Sagebrush Sea: Photo Essay
Purple mountain majesties get all the ink. But for every picture-postcard perfect acre of Tetons, Big Horns or Snowys in Wyoming, there are ten of high desert sagebrush steppe – and they do the heavy lifting. They never make the movies or the magazine covers. They just make the antelope, sage grouse and elbow room. The mule deer we chase in the hills each fall are born, bred and wintered by Mama Sage. The eagle soaring above the Wind River Range? He makes his living on the rolling Sagebrush Sea.
The Sagebrush Sea isn’t as charismatic, photogenic or easy to love as the tourist attractions. Hers is an austere beauty, for an acquired taste. It’s a hard landscape, and it doesn’t suffer fools lightly.

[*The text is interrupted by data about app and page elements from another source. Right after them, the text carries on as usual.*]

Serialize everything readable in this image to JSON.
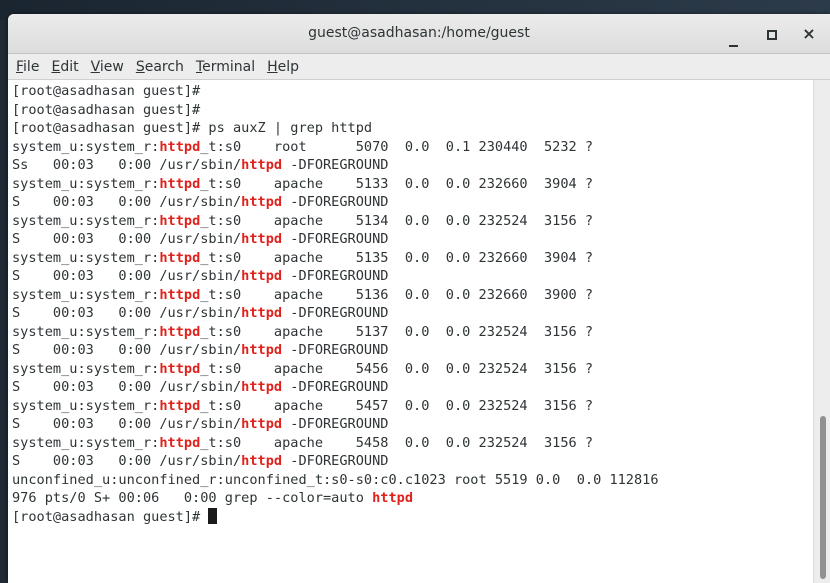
{
  "window": {
    "title": "guest@asadhasan:/home/guest",
    "close_glyph": "×"
  },
  "menu": [
    {
      "key": "F",
      "rest": "ile"
    },
    {
      "key": "E",
      "rest": "dit"
    },
    {
      "key": "V",
      "rest": "iew"
    },
    {
      "key": "S",
      "rest": "earch"
    },
    {
      "key": "T",
      "rest": "erminal"
    },
    {
      "key": "H",
      "rest": "elp"
    }
  ],
  "colors": {
    "match_highlight": "#e0221c",
    "terminal_background": "#ffffff",
    "terminal_foreground": "#2e3436"
  },
  "icons": {
    "minimize": "minimize-icon",
    "maximize": "maximize-icon",
    "close": "close-icon"
  },
  "terminal": {
    "highlight": "httpd",
    "lines": [
      "[root@asadhasan guest]#",
      "[root@asadhasan guest]#",
      "[root@asadhasan guest]# ps auxZ | grep httpd",
      "system_u:system_r:httpd_t:s0    root      5070  0.0  0.1 230440  5232 ?",
      "Ss   00:03   0:00 /usr/sbin/httpd -DFOREGROUND",
      "system_u:system_r:httpd_t:s0    apache    5133  0.0  0.0 232660  3904 ?",
      "S    00:03   0:00 /usr/sbin/httpd -DFOREGROUND",
      "system_u:system_r:httpd_t:s0    apache    5134  0.0  0.0 232524  3156 ?",
      "S    00:03   0:00 /usr/sbin/httpd -DFOREGROUND",
      "system_u:system_r:httpd_t:s0    apache    5135  0.0  0.0 232660  3904 ?",
      "S    00:03   0:00 /usr/sbin/httpd -DFOREGROUND",
      "system_u:system_r:httpd_t:s0    apache    5136  0.0  0.0 232660  3900 ?",
      "S    00:03   0:00 /usr/sbin/httpd -DFOREGROUND",
      "system_u:system_r:httpd_t:s0    apache    5137  0.0  0.0 232524  3156 ?",
      "S    00:03   0:00 /usr/sbin/httpd -DFOREGROUND",
      "system_u:system_r:httpd_t:s0    apache    5456  0.0  0.0 232524  3156 ?",
      "S    00:03   0:00 /usr/sbin/httpd -DFOREGROUND",
      "system_u:system_r:httpd_t:s0    apache    5457  0.0  0.0 232524  3156 ?",
      "S    00:03   0:00 /usr/sbin/httpd -DFOREGROUND",
      "system_u:system_r:httpd_t:s0    apache    5458  0.0  0.0 232524  3156 ?",
      "S    00:03   0:00 /usr/sbin/httpd -DFOREGROUND",
      "unconfined_u:unconfined_r:unconfined_t:s0-s0:c0.c1023 root 5519 0.0  0.0 112816",
      "976 pts/0 S+ 00:06   0:00 grep --color=auto httpd",
      "[root@asadhasan guest]# "
    ]
  }
}
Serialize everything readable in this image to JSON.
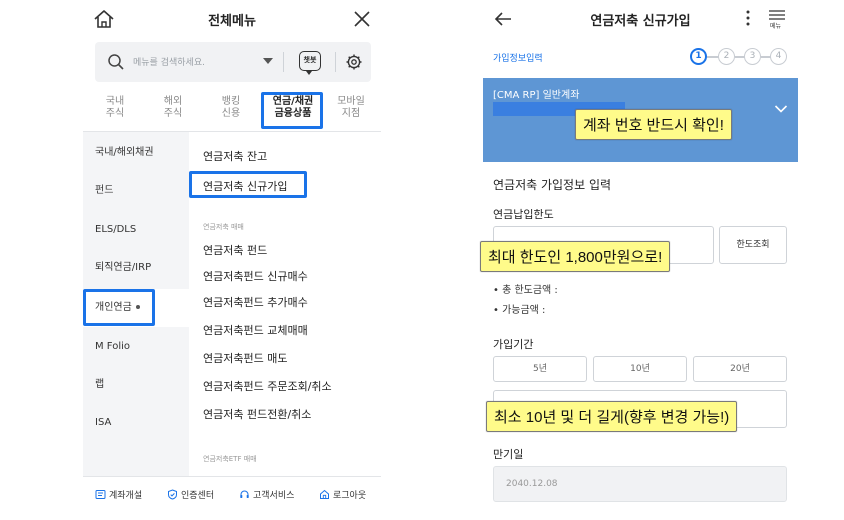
{
  "left": {
    "header": {
      "title": "전체메뉴",
      "home_icon": "home-icon",
      "close_icon": "close-icon"
    },
    "search": {
      "placeholder": "메뉴를 검색하세요.",
      "chatbot_label": "챗봇",
      "settings_icon": "gear-icon"
    },
    "category_tabs": [
      {
        "label_line1": "국내",
        "label_line2": "주식"
      },
      {
        "label_line1": "해외",
        "label_line2": "주식"
      },
      {
        "label_line1": "뱅킹",
        "label_line2": "신용"
      },
      {
        "label_line1": "연금/채권",
        "label_line2": "금융상품",
        "active": true
      },
      {
        "label_line1": "모바일",
        "label_line2": "지점"
      }
    ],
    "sidebar": [
      {
        "label": "국내/해외채권"
      },
      {
        "label": "펀드"
      },
      {
        "label": "ELS/DLS"
      },
      {
        "label": "퇴직연금/IRP"
      },
      {
        "label": "개인연금",
        "active": true
      },
      {
        "label": "M Folio"
      },
      {
        "label": "랩"
      },
      {
        "label": "ISA"
      }
    ],
    "menu": {
      "item_balance": "연금저축 잔고",
      "item_new": "연금저축 신규가입",
      "group_trade": "연금저축 매매",
      "trade_items": [
        "연금저축 펀드",
        "연금저축펀드 신규매수",
        "연금저축펀드 추가매수",
        "연금저축펀드 교체매매",
        "연금저축펀드 매도",
        "연금저축펀드 주문조회/취소",
        "연금저축 펀드전환/취소"
      ],
      "group_etf": "연금저축ETF 매매"
    },
    "footer": [
      {
        "label": "계좌개설",
        "icon": "account-icon"
      },
      {
        "label": "인증센터",
        "icon": "shield-icon"
      },
      {
        "label": "고객서비스",
        "icon": "headset-icon"
      },
      {
        "label": "로그아웃",
        "icon": "logout-icon"
      }
    ]
  },
  "right": {
    "header": {
      "title": "연금저축 신규가입",
      "menu_label": "메뉴"
    },
    "steps": {
      "label": "가입정보입력",
      "numbers": [
        "1",
        "2",
        "3",
        "4"
      ],
      "current": 1
    },
    "account": {
      "name": "[CMA RP] 일반계좌"
    },
    "section_title": "연금저축 가입정보 입력",
    "limit": {
      "label": "연금납입한도",
      "button": "한도조회",
      "bullet_total": "• 총 한도금액 :",
      "bullet_available": "• 가능금액 :"
    },
    "period": {
      "label": "가입기간",
      "options": [
        "5년",
        "10년",
        "20년"
      ]
    },
    "maturity": {
      "label": "만기일",
      "value": "2040.12.08"
    }
  },
  "callouts": {
    "account_check": "계좌 번호 반드시 확인!",
    "max_limit": "최대 한도인 1,800만원으로!",
    "min_period": "최소 10년 및 더 길게(향후 변경 가능!)"
  },
  "colors": {
    "highlight": "#1a73e8",
    "account_panel": "#5e96d4",
    "callout": "#fffb8a"
  }
}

Maybe that’s why it’s been undervalued and over-exploited for so long.
The Sagebrush Sea that once filled the northern plains, and the intermountain west has been divided and subdivided for so long that, in most of its range, little more than puddles and ponds are left. Most of what remains unbroken is in Wyoming, where there are more wild ungulates than tame people. That’s no coincidence.
91 bird, 88 mammal and 45 reptile species live in the sage. Many of them are obligates, unable to survive as a species in any other habitat community. I don’t think half-wild little boys and their dogs make the list, but if hunters are to survive among our species, maybe they should.